Problem to work on — Whenever a line below holds the word "name", copy that line.

Records for the exercise —

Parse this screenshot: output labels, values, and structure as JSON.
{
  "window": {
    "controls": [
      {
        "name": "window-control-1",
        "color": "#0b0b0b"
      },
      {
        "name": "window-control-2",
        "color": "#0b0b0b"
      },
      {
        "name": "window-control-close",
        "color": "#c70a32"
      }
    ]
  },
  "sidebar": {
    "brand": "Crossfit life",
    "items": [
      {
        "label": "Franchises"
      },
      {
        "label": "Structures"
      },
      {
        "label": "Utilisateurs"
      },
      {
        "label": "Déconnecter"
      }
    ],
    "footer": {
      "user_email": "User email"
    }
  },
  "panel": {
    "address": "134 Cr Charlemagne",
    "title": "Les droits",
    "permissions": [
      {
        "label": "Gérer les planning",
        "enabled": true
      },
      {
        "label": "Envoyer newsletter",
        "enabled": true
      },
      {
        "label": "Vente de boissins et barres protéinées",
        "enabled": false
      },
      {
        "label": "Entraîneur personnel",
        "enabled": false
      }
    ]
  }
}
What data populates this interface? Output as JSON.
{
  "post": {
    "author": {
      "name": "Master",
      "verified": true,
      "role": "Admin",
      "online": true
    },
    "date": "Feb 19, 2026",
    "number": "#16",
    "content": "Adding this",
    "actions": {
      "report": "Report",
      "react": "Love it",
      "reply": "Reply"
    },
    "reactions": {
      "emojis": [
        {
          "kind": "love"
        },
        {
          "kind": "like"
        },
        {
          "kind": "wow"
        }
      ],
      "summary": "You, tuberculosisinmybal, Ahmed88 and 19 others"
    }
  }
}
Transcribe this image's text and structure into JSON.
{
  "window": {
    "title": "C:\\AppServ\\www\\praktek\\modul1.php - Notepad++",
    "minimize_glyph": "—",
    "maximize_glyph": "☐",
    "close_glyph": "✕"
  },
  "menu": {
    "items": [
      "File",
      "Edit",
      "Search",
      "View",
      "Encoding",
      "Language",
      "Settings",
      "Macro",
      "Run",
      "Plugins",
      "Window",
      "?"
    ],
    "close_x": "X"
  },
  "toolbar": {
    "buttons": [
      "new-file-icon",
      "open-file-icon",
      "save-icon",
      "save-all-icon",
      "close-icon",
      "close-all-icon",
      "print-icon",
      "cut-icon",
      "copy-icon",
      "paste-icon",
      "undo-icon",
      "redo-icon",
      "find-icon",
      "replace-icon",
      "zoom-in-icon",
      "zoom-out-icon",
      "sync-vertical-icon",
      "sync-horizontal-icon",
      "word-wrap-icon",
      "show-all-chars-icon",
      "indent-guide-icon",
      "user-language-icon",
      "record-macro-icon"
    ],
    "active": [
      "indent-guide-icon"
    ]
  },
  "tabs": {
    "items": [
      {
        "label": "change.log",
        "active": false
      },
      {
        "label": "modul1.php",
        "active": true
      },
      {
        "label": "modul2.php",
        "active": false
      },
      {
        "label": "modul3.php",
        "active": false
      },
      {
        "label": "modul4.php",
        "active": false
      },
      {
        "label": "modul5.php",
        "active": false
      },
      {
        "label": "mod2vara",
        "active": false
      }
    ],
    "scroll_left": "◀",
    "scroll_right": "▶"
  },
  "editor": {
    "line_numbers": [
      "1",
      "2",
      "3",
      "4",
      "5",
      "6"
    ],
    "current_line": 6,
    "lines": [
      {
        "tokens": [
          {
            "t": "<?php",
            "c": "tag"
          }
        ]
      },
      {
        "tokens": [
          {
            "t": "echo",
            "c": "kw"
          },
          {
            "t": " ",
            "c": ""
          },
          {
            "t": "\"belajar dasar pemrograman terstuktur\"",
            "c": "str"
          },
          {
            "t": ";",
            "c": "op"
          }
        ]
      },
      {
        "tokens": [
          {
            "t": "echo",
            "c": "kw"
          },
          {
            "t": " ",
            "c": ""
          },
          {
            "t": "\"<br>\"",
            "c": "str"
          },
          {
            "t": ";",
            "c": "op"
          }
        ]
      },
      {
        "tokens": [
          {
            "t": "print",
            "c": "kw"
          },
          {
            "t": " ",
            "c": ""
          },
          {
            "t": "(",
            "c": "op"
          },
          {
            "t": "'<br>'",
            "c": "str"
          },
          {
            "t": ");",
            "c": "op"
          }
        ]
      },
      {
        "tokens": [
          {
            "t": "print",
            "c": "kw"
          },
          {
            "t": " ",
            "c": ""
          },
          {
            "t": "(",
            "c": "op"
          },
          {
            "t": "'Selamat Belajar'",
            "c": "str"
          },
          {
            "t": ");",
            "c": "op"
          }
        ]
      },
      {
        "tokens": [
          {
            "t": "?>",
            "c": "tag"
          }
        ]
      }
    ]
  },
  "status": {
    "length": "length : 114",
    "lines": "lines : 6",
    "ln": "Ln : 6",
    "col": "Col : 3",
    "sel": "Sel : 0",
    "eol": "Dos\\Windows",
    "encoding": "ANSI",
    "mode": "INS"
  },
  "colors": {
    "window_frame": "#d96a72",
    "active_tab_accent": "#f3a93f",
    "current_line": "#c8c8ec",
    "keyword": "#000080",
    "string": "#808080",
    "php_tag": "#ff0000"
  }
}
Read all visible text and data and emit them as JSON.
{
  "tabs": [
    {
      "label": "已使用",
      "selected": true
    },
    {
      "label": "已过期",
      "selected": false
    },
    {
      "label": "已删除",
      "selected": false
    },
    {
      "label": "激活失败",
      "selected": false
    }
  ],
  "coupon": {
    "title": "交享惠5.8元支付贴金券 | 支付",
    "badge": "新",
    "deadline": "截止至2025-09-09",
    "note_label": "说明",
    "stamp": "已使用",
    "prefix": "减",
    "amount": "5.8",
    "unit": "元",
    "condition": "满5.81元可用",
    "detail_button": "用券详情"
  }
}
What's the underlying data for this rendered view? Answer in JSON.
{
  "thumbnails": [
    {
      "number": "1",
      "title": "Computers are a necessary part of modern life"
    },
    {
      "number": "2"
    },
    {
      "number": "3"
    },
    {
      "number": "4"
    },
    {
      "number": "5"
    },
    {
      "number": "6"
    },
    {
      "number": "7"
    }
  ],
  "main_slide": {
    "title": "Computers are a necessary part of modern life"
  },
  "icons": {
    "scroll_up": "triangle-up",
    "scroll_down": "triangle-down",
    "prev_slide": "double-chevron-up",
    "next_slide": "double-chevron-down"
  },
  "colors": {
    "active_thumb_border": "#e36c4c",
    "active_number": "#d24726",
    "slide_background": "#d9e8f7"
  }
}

Reply —
        "name": "window-control-1",
        "name": "window-control-2",
        "name": "window-control-close",
      "name": "Master",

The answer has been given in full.